Document L1B states that the total glazing of an extension should not exceed 25% of its floor area. However, there are alternative routes to meeting the regs if you want to exceed that threshold. For this, building control may ask for a substantial glazing calculation. This compares your proposed extension to a notional calculation were your project to stick to 25% glazing and U-values for the extension’s fabric that just meet the Building Regulations.
If the total CO2 (kg per year) emissions for your proposed project improves on the notional calculation, the extension is deemed to have passed. So, upgrading the U-values of the fabric of the extension (solid walls, roofs etc) to exceed Building Regulations is a great way to maximise your chances of approval, because this will balance out the larger amount of glazing.
Generally, a SAP is a desktop exercise, and we rely on the client (whether a homeowner or an architect) to provide us with the plans, photos and other information to be able to conduct the calculations. A qualified SAP assessor will be able to guide you through the project and answer any questions you might have. At the end of the day, we’re committed to ensuring good and sustainable building practices.
A top-floor flat was turned into a duplex in this project by Mitchell + Corti Architects. The team extended into the attic, creating bedrooms on the existing floor and a living space above.
The project features larger amounts of glazing than you might find in your typical loft conversion – with big rooflights supplementing the upright windows in the new mansard roof.
As the footprint is not quite set at a right angle, some of the rooflights have been made in bespoke, irregular shapes to fit in with the plan.
This breakfast-room extension to a property in Oxfordshire required careful specification.
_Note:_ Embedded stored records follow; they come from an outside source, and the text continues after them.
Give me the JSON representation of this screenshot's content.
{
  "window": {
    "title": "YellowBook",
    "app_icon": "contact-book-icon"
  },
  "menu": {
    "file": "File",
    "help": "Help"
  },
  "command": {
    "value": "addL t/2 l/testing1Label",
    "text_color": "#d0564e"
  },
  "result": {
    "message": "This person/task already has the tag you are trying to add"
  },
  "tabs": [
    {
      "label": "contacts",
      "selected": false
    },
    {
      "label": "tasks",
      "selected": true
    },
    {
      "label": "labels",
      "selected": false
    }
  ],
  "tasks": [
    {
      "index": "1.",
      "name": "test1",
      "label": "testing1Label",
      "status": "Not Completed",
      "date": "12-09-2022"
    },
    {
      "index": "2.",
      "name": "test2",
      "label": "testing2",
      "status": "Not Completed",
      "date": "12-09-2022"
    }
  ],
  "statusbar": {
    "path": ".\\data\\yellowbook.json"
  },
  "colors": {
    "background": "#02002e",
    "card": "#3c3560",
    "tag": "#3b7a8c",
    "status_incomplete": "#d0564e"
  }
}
The owner wanted to bring in lots of light, but because the house is in a conservation area, the local planners were very strict on what they would accept.
The Rooflight Company’s Conservation rooflight was specified because of its flush-fitting, low-profile design and glazing bars that mimic traditional proportions in a contemporary way.